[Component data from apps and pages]
..............................
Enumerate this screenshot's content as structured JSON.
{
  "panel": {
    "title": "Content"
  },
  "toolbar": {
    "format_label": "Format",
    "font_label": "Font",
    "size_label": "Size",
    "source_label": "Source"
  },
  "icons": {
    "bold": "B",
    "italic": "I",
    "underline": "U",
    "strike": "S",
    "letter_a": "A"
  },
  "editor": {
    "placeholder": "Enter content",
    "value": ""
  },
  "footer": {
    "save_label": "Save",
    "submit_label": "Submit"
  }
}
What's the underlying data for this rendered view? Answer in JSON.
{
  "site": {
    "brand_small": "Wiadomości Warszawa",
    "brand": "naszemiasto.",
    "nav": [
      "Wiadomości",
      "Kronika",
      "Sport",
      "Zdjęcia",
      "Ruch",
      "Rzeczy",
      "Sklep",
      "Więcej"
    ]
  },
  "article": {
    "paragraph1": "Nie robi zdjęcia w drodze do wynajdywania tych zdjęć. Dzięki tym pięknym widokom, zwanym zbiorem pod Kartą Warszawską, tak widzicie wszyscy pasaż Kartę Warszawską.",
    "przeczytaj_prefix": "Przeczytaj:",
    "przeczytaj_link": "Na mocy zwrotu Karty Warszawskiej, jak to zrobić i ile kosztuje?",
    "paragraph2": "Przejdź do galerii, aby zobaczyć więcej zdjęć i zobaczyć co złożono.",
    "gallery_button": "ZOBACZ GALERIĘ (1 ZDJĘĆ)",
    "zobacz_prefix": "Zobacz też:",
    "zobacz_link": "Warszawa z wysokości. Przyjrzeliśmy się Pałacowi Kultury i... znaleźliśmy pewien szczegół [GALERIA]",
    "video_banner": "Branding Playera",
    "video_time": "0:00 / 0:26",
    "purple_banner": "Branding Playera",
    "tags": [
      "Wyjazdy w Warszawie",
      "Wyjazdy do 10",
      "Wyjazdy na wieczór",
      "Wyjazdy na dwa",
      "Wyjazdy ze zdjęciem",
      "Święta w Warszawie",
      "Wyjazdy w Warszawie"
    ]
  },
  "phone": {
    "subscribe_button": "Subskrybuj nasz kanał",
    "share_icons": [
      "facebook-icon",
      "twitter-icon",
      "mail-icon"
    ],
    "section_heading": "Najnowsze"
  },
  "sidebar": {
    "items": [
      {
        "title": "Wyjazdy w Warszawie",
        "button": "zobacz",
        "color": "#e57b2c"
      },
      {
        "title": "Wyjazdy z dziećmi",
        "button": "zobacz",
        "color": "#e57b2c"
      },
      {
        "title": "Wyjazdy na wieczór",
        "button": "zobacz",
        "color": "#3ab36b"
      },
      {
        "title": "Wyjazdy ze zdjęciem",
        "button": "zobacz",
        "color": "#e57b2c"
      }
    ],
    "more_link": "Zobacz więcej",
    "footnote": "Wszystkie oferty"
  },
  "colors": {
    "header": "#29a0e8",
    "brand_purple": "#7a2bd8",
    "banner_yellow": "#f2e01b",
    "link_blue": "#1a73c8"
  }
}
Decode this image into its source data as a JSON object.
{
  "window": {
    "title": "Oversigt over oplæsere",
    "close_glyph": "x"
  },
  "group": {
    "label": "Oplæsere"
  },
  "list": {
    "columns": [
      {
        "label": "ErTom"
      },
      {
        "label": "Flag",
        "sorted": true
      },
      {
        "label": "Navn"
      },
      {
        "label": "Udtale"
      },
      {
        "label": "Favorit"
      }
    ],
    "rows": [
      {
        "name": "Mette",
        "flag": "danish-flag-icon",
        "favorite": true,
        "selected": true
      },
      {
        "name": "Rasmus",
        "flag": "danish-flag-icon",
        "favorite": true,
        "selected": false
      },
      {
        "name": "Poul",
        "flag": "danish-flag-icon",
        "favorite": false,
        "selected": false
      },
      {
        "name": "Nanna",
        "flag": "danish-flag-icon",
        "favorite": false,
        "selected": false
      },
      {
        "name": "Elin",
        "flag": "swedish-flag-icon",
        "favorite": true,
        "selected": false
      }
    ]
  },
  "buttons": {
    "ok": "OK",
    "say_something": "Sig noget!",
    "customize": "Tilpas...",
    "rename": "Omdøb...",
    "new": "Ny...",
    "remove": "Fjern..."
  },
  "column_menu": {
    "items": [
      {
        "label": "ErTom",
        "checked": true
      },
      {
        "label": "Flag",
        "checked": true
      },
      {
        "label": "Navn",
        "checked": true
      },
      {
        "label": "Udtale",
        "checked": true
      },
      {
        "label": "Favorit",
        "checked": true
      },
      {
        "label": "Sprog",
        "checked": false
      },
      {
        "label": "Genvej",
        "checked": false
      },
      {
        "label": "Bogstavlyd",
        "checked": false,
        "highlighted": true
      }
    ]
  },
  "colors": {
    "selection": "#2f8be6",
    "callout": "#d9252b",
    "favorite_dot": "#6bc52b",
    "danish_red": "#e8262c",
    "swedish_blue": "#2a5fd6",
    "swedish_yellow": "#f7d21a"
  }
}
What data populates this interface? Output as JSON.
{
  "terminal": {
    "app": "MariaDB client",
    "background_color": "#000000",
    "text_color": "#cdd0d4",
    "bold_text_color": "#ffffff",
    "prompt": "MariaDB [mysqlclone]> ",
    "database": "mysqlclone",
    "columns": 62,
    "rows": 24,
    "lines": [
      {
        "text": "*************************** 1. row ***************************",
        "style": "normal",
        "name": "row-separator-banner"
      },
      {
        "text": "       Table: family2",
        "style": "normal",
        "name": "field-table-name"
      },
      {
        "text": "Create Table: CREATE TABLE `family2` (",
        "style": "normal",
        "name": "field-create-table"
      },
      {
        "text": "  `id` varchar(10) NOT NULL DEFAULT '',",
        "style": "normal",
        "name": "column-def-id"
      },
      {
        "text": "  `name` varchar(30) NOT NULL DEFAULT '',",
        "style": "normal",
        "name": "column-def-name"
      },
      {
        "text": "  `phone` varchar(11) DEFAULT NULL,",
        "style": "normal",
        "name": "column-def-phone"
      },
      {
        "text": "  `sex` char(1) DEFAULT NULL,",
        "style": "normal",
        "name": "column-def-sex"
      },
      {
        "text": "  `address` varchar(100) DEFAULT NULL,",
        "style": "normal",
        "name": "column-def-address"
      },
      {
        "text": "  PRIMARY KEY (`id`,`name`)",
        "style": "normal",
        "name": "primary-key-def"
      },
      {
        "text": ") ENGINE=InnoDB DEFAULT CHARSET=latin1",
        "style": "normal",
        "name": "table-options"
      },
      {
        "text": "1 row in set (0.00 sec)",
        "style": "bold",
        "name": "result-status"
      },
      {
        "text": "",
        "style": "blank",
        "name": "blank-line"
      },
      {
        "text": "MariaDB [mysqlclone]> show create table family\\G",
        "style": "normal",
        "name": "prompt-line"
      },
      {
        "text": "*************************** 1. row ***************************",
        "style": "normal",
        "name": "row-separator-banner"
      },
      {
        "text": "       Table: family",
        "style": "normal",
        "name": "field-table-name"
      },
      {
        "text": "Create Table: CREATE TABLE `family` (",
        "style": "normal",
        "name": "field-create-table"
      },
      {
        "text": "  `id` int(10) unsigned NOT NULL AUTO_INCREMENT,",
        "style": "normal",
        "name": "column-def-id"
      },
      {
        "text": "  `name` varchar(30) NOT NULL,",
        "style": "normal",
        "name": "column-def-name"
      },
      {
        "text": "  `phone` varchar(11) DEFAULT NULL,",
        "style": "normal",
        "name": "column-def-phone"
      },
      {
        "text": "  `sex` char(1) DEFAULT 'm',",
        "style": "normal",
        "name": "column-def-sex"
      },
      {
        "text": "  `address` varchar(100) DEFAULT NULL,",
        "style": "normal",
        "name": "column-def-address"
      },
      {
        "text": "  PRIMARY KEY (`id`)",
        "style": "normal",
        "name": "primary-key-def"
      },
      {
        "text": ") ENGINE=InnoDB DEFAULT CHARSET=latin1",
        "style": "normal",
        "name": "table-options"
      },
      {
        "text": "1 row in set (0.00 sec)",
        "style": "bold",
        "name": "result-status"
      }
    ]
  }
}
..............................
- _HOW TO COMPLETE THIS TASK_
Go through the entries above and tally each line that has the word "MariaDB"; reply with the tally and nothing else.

- _SOLVED EXERCISE_
3